Work request:
Gather from the listing below each line that includes the word "date", and copy it.

(Provided records begins)

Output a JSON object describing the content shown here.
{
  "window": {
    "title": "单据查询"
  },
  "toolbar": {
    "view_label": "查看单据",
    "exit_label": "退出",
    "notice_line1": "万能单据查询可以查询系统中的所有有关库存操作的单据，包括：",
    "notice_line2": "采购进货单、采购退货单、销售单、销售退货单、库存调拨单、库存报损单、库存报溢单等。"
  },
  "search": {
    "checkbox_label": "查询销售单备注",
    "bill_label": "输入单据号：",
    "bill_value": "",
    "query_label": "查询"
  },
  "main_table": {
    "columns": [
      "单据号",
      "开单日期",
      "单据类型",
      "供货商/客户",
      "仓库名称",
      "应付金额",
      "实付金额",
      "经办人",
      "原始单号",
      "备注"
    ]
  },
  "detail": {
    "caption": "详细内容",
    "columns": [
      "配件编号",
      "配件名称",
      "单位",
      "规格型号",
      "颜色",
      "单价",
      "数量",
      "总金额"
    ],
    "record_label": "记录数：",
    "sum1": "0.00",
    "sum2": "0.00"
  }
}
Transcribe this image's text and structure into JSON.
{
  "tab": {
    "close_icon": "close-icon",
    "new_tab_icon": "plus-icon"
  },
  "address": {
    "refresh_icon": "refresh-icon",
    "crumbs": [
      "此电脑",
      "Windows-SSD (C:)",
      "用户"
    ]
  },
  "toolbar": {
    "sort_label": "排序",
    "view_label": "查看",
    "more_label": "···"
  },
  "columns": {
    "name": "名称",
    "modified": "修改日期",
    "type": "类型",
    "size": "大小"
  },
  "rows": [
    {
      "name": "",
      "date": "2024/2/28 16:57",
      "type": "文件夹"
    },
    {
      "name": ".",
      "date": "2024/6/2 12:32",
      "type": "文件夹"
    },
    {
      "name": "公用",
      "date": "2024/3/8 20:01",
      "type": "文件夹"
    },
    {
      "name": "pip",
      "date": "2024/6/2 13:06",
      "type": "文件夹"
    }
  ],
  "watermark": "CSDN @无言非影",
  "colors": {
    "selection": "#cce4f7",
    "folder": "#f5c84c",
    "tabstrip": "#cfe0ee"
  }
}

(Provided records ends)

Solution for this task:
      "date": "2024/2/28 16:57",
      "date": "2024/6/2 12:32",
      "date": "2024/3/8 20:01",
      "date": "2024/6/2 13:06",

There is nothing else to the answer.